● **Required work**
Each entry below should be reproduced character for character.

● **Data to examine**
-------------------------

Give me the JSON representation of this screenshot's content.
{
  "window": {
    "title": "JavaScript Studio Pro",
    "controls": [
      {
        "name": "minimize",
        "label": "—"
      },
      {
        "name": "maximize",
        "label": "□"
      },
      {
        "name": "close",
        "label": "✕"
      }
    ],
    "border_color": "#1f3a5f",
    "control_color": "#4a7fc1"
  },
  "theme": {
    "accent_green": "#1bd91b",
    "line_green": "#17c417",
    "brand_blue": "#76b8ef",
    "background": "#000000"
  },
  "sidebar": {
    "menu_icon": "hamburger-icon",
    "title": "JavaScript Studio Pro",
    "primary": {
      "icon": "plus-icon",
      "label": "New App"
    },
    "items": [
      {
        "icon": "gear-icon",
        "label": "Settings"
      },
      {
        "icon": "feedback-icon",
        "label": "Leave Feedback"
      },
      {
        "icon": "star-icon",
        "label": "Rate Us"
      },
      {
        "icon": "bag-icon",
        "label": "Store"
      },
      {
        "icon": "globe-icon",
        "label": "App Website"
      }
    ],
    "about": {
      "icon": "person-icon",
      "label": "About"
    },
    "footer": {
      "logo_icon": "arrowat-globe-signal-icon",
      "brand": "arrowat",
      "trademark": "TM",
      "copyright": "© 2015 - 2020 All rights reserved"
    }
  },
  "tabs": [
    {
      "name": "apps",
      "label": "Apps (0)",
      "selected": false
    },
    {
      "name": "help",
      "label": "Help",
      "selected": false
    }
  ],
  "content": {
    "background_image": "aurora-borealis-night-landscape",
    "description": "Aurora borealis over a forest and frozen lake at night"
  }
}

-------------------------

● **Written solution**
Give me the JSON representation of this screenshot's content.
{
  "window": {
    "title": "JavaScript Studio Pro",
    "controls": [
      {
        "name": "minimize",
        "label": "—"
      },
      {
        "name": "maximize",
        "label": "□"
      },
      {
        "name": "close",
        "label": "✕"
      }
    ],
    "border_color": "#1f3a5f",
    "control_color": "#4a7fc1"
  },
  "theme": {
    "accent_green": "#1bd91b",
    "line_green": "#17c417",
    "brand_blue": "#76b8ef",
    "background": "#000000"
  },
  "sidebar": {
    "menu_icon": "hamburger-icon",
    "title": "JavaScript Studio Pro",
    "primary": {
      "icon": "plus-icon",
      "label": "New App"
    },
    "items": [
      {
        "icon": "gear-icon",
        "label": "Settings"
      },
      {
        "icon": "feedback-icon",
        "label": "Leave Feedback"
      },
      {
        "icon": "star-icon",
        "label": "Rate Us"
      },
      {
        "icon": "bag-icon",
        "label": "Store"
      },
      {
        "icon": "globe-icon",
        "label": "App Website"
      }
    ],
    "about": {
      "icon": "person-icon",
      "label": "About"
    },
    "footer": {
      "logo_icon": "arrowat-globe-signal-icon",
      "brand": "arrowat",
      "trademark": "TM",
      "copyright": "© 2015 - 2020 All rights reserved"
    }
  },
  "tabs": [
    {
      "name": "apps",
      "label": "Apps (0)",
      "selected": false
    },
    {
      "name": "help",
      "label": "Help",
      "selected": false
    }
  ],
  "content": {
    "background_image": "aurora-borealis-night-landscape",
    "description": "Aurora borealis over a forest and frozen lake at night"
  }
}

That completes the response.